START Input records
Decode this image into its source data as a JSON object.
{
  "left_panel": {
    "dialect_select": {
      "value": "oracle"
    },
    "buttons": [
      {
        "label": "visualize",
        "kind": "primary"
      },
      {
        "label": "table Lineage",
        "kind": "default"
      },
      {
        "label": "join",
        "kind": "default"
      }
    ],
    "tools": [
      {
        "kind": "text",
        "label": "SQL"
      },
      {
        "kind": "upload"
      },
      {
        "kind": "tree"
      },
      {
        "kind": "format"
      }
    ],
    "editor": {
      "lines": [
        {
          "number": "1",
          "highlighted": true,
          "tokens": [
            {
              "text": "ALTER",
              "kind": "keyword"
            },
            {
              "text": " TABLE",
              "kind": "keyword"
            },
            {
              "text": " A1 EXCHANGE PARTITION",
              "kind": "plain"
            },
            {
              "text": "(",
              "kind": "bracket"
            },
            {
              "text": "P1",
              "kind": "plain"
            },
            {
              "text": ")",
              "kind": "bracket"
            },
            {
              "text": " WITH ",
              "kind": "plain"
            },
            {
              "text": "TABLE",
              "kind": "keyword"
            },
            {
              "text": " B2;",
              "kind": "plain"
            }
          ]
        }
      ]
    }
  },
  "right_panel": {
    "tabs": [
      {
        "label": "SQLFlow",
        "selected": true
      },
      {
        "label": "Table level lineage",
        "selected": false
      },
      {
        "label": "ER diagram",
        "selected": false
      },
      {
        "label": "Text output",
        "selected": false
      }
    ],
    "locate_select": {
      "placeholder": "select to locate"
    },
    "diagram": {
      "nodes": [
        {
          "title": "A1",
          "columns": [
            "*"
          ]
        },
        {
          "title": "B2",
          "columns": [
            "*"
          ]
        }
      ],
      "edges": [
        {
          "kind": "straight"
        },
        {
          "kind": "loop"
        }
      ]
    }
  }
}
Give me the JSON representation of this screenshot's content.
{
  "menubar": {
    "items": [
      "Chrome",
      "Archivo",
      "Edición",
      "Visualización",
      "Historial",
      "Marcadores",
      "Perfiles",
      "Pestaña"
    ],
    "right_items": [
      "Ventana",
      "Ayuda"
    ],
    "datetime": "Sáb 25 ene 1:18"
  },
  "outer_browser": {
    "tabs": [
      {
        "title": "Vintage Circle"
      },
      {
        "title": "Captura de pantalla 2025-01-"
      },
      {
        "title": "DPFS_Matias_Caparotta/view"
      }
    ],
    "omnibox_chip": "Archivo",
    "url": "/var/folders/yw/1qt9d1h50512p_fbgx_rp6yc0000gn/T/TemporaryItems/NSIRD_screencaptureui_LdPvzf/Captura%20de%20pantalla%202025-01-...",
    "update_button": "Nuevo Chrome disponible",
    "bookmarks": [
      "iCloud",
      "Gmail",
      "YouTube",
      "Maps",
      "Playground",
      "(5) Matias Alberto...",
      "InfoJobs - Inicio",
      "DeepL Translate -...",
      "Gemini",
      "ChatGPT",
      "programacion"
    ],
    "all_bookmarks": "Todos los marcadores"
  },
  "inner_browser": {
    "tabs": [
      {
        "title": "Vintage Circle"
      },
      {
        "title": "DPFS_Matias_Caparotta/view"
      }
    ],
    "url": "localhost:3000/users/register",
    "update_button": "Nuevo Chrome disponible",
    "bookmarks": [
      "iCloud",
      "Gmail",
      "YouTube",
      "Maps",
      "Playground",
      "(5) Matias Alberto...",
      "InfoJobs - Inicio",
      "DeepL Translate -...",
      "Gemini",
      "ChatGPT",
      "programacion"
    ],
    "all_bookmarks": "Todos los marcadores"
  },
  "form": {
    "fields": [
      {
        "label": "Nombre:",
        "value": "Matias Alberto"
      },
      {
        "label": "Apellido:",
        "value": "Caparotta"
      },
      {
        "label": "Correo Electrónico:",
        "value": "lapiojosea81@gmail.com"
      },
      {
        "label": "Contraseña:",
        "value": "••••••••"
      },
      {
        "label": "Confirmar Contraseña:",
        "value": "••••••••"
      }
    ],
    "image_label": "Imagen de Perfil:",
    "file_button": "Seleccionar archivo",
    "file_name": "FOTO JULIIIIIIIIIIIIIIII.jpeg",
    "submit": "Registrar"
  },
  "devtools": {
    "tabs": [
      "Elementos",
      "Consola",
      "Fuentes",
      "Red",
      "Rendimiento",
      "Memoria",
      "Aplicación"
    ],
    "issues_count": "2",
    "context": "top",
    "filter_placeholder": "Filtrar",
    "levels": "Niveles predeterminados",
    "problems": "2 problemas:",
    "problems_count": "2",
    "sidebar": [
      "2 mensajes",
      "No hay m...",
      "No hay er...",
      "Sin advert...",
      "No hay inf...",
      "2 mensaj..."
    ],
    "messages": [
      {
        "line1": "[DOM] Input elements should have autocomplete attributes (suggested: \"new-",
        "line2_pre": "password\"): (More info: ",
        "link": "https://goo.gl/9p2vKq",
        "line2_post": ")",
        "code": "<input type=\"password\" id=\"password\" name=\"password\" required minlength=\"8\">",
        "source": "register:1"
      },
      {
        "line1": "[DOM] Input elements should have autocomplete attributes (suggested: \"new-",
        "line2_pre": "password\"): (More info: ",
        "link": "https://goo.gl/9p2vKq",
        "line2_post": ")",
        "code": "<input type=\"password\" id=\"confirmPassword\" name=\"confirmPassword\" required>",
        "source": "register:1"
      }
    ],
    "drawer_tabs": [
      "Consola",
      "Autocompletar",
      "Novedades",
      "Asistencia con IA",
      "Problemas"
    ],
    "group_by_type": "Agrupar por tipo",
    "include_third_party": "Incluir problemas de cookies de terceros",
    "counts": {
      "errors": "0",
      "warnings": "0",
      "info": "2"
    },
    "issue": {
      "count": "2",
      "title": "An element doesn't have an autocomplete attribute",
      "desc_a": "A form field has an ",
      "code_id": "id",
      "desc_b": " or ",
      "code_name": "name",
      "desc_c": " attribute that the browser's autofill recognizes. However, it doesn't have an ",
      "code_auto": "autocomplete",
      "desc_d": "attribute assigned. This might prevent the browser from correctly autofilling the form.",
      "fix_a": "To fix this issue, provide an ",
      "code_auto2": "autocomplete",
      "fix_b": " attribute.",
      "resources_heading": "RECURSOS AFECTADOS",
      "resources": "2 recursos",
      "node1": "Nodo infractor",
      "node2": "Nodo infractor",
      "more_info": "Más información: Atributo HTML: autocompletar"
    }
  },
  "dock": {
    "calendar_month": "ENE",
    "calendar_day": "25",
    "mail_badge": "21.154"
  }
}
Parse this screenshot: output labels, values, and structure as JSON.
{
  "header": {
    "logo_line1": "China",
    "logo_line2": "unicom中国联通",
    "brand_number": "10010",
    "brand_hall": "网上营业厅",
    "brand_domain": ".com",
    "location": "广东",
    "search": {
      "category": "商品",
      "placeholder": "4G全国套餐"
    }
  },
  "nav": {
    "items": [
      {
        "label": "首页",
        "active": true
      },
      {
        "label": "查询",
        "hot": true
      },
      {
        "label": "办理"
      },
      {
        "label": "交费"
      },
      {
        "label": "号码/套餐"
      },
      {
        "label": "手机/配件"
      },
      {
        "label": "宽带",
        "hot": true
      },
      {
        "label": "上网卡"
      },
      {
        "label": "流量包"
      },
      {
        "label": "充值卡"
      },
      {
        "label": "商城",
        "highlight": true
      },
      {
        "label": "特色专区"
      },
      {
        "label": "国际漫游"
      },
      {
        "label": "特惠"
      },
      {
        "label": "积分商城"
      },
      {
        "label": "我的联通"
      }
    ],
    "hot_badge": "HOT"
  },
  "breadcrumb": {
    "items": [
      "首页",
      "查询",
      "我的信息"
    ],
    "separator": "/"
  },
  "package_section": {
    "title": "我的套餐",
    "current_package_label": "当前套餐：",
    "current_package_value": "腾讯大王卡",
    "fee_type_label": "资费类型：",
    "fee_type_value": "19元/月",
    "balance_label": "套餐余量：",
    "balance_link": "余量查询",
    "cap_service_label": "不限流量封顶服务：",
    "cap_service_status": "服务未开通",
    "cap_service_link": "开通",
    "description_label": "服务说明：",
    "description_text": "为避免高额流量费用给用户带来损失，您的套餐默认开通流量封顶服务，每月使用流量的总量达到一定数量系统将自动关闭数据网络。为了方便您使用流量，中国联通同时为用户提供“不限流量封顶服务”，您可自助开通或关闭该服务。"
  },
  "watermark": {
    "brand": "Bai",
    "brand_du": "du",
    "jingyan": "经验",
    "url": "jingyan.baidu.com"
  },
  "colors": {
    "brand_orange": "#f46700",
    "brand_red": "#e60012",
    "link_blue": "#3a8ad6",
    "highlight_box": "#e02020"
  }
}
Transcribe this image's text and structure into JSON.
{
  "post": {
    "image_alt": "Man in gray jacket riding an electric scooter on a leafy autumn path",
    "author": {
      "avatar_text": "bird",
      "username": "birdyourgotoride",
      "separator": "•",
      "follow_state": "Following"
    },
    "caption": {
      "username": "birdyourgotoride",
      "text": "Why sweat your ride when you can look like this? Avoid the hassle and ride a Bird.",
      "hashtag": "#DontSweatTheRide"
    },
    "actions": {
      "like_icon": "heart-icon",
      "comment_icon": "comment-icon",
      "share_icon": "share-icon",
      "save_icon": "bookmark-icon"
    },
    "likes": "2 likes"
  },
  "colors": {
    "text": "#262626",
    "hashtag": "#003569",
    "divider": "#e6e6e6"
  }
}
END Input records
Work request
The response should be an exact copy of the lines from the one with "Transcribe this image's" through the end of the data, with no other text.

Response area
Transcribe this image's text and structure into JSON.
{
  "post": {
    "image_alt": "Man in gray jacket riding an electric scooter on a leafy autumn path",
    "author": {
      "avatar_text": "bird",
      "username": "birdyourgotoride",
      "separator": "•",
      "follow_state": "Following"
    },
    "caption": {
      "username": "birdyourgotoride",
      "text": "Why sweat your ride when you can look like this? Avoid the hassle and ride a Bird.",
      "hashtag": "#DontSweatTheRide"
    },
    "actions": {
      "like_icon": "heart-icon",
      "comment_icon": "comment-icon",
      "share_icon": "share-icon",
      "save_icon": "bookmark-icon"
    },
    "likes": "2 likes"
  },
  "colors": {
    "text": "#262626",
    "hashtag": "#003569",
    "divider": "#e6e6e6"
  }
}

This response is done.